YOUR OBJECTIVE: Reproduce the entries below, please. Keep every character the same.

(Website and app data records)
○ ○ ○ ○ ○ ○ ○

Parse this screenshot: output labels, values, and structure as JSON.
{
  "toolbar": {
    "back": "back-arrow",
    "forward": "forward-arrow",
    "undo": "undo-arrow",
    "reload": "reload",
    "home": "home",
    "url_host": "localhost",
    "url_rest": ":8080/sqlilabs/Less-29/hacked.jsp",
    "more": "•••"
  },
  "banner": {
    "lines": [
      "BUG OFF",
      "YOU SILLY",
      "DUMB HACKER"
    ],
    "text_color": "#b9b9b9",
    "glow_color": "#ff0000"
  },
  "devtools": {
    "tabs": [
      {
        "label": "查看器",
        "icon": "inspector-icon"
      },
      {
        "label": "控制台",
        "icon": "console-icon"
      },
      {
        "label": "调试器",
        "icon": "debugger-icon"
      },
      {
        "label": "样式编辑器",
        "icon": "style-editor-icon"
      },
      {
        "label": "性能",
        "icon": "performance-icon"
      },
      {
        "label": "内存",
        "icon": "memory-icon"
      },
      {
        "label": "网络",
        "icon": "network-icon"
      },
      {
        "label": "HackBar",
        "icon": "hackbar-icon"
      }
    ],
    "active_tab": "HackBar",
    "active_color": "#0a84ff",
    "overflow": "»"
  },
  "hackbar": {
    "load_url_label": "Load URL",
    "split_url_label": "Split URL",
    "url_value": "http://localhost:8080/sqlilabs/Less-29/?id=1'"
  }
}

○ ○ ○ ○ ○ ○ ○

RESPONSE TO THIS TASK:
Parse this screenshot: output labels, values, and structure as JSON.
{
  "toolbar": {
    "back": "back-arrow",
    "forward": "forward-arrow",
    "undo": "undo-arrow",
    "reload": "reload",
    "home": "home",
    "url_host": "localhost",
    "url_rest": ":8080/sqlilabs/Less-29/hacked.jsp",
    "more": "•••"
  },
  "banner": {
    "lines": [
      "BUG OFF",
      "YOU SILLY",
      "DUMB HACKER"
    ],
    "text_color": "#b9b9b9",
    "glow_color": "#ff0000"
  },
  "devtools": {
    "tabs": [
      {
        "label": "查看器",
        "icon": "inspector-icon"
      },
      {
        "label": "控制台",
        "icon": "console-icon"
      },
      {
        "label": "调试器",
        "icon": "debugger-icon"
      },
      {
        "label": "样式编辑器",
        "icon": "style-editor-icon"
      },
      {
        "label": "性能",
        "icon": "performance-icon"
      },
      {
        "label": "内存",
        "icon": "memory-icon"
      },
      {
        "label": "网络",
        "icon": "network-icon"
      },
      {
        "label": "HackBar",
        "icon": "hackbar-icon"
      }
    ],
    "active_tab": "HackBar",
    "active_color": "#0a84ff",
    "overflow": "»"
  },
  "hackbar": {
    "load_url_label": "Load URL",
    "split_url_label": "Split URL",
    "url_value": "http://localhost:8080/sqlilabs/Less-29/?id=1'"
  }
}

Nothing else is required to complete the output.